The team’s recent work on 1RXS 1609 also verified that no additional large planets (between 1-8 Jupiter masses) are present in the system closer to the star.

Future observations should make it possible to measure a very precise velocity of the planet relative to its host star. This will show whether the planet is on a roughly circular orbit, as would be expected if it really formed far from its host star; or whether it is in a very non-circular or even “open” orbit, as could be the case if it formed closer to its star, but was gravitationally “kicked out” following a close encounter with another planet.

Scorching hot planet

The host star is located about 500 light-years away in a group of young stars called the Upper Scorpius association that formed about five million years ago. The original survey studied more than 85 stars in this association.

The planet has an estimated temperature of about 1,500 degrees Celsius and is much hotter than Jupiter, which has a atmospheric cloud-top temperature of about 160 Kelvin (-110 degrees Celsius). The host star has an estimated mass of about 85% that of our Sun.

The Gemini North observatory in Hawai'i

The Gemini North observatory in Hawai'i

The young age of the system explains the high temperature of the planet. The contraction of the planet under its own gravity during its formation quickly raised its temperature to thousands of degrees. With this contraction phase over, the planet is slowly cooling down by radiating infrared light (heat). In billions of years, the planet will eventually reach a temperature similar to that of Jupiter.

High-tech telescope

The observations used the Near-Infrared Imager (NIRI) and the Altair adaptive optics system on the Gemini North telescope. Adaptive optics allows scientists to remove much of the distortions caused by our atmosphere and dramatically sharpen views of space.

“Without adaptive optics, we would simply have been unable to see this planet,” says Lafrenière. “The atmosphere blurs the image of a star so much that it extends over and is much brighter than the image of a faint planet around it, rendering the planet undetectable.”

“Adaptive optics removes this blurring and provides a better view of faint objects very close to stars.”

The Gemini Observatory is an international collaboration with two identical 8-metre telescopes. The Frederick C. Gillett Gemini Telescope is located at Mauna Kea, Hawai’i (Gemini North) and the other telescope at Cerro Pachón in northern Chile (Gemini South).

Together, they provide full coverage of both hemispheres of the sky. Both telescopes incorporate new technologies that allow large, relatively thin mirrors under active control to collect and focus both optical and infrared radiation from space.

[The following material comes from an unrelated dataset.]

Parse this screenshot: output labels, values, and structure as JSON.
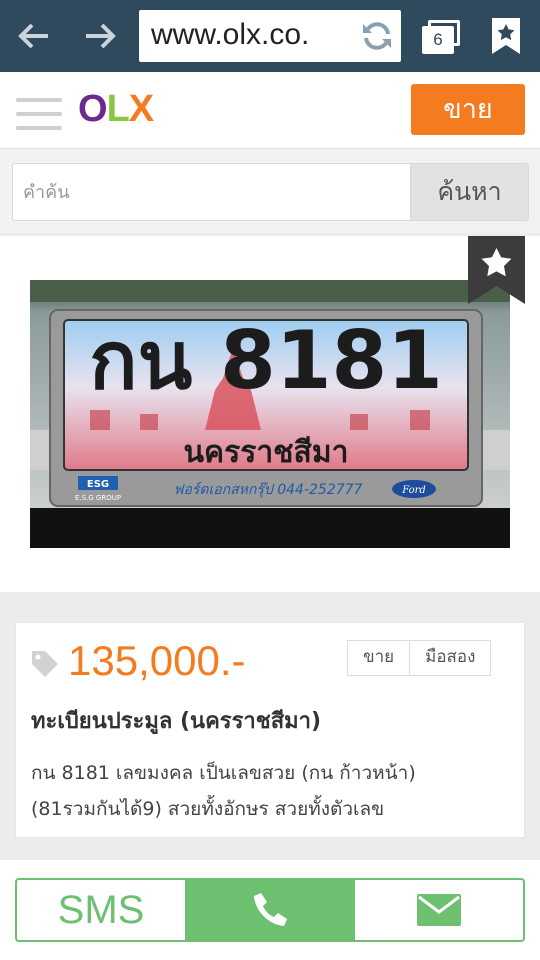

Countries in the Gemini partnership are the USA, UK, Canada, Chile, Argentina, Australia and Brazil.

Adapted from information issued by Gemini Observatory / AURA / David Lafrenière (University of Montreal) / Ray Jayawardhana (University of Toronto) / Marten van Kerkwijk (University of Toronto).